I am Professor in Marine Biology and Head of School at Bangor University’s School of Ocean Sciences.
My research interests focus on the growth, behaviour, physiology and reproduction of marine molluscs. I am particularly interested in the incremental growth of bivalve and gastropod shells and I am studying the mechanism of formation of semi-diurnal, diurnal and annual microgrowth patterns in bivalve shells. My main interest recently has been the use of mollusc shells as archives of environmental contamination. Using laser ablation inductively coupled plasma mass spectrometry (LA-ICP-MS) (studies in collaboration with the British Geological Survey) it has been possible to show that horse mussel, Modiolus modiolus shells contain a record of changes in the heavy metal content of the North Sea. Mussel, Mytilus trossulus shells growing in close proximity to effluent discharges from Kraft Pulp mills in Canada contain a different chemical signature to mussels growing distant from sites of discharge. The shells of razor clams and dog cockles damaged by fishing gears contain a record of the frequency of damage.
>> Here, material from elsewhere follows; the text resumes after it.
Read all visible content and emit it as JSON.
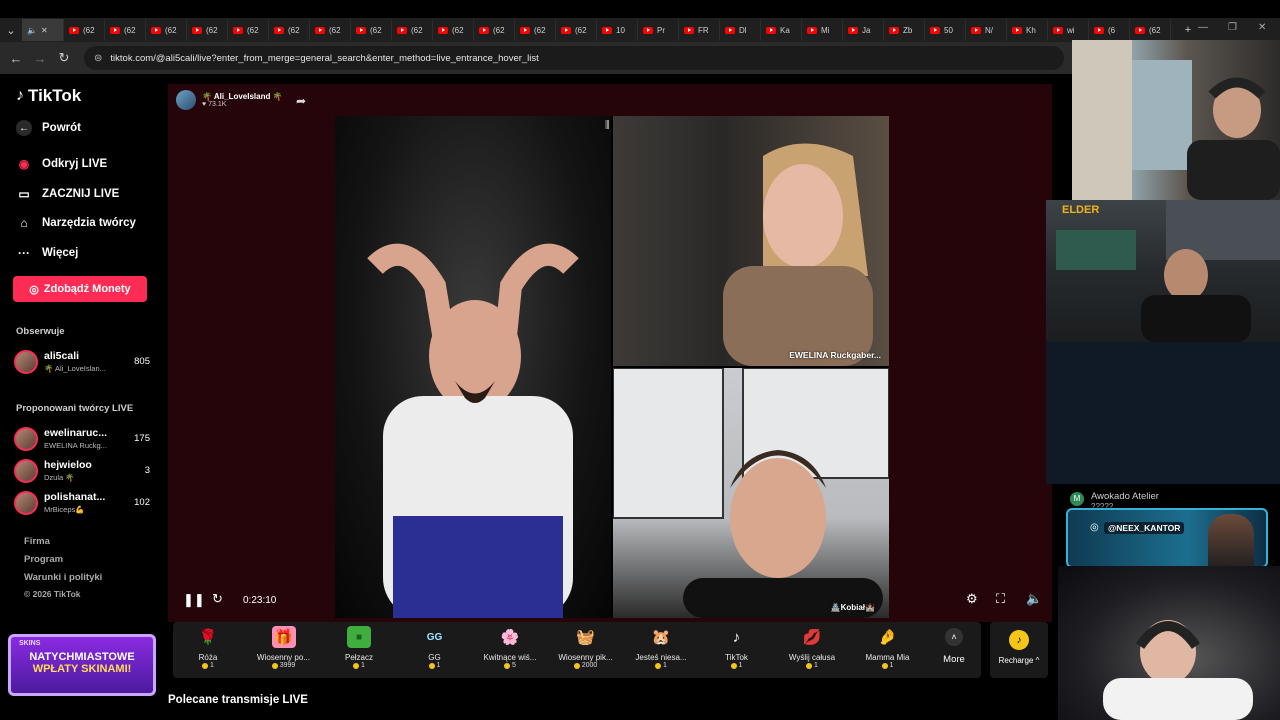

My role in ARAMACC is as a co-supervisor of the WP3 project “The biological and ecological drivers of calcification rate and increment formation in Arctica islandica” (with ARAMACC researcher Irene Ballesta Artero)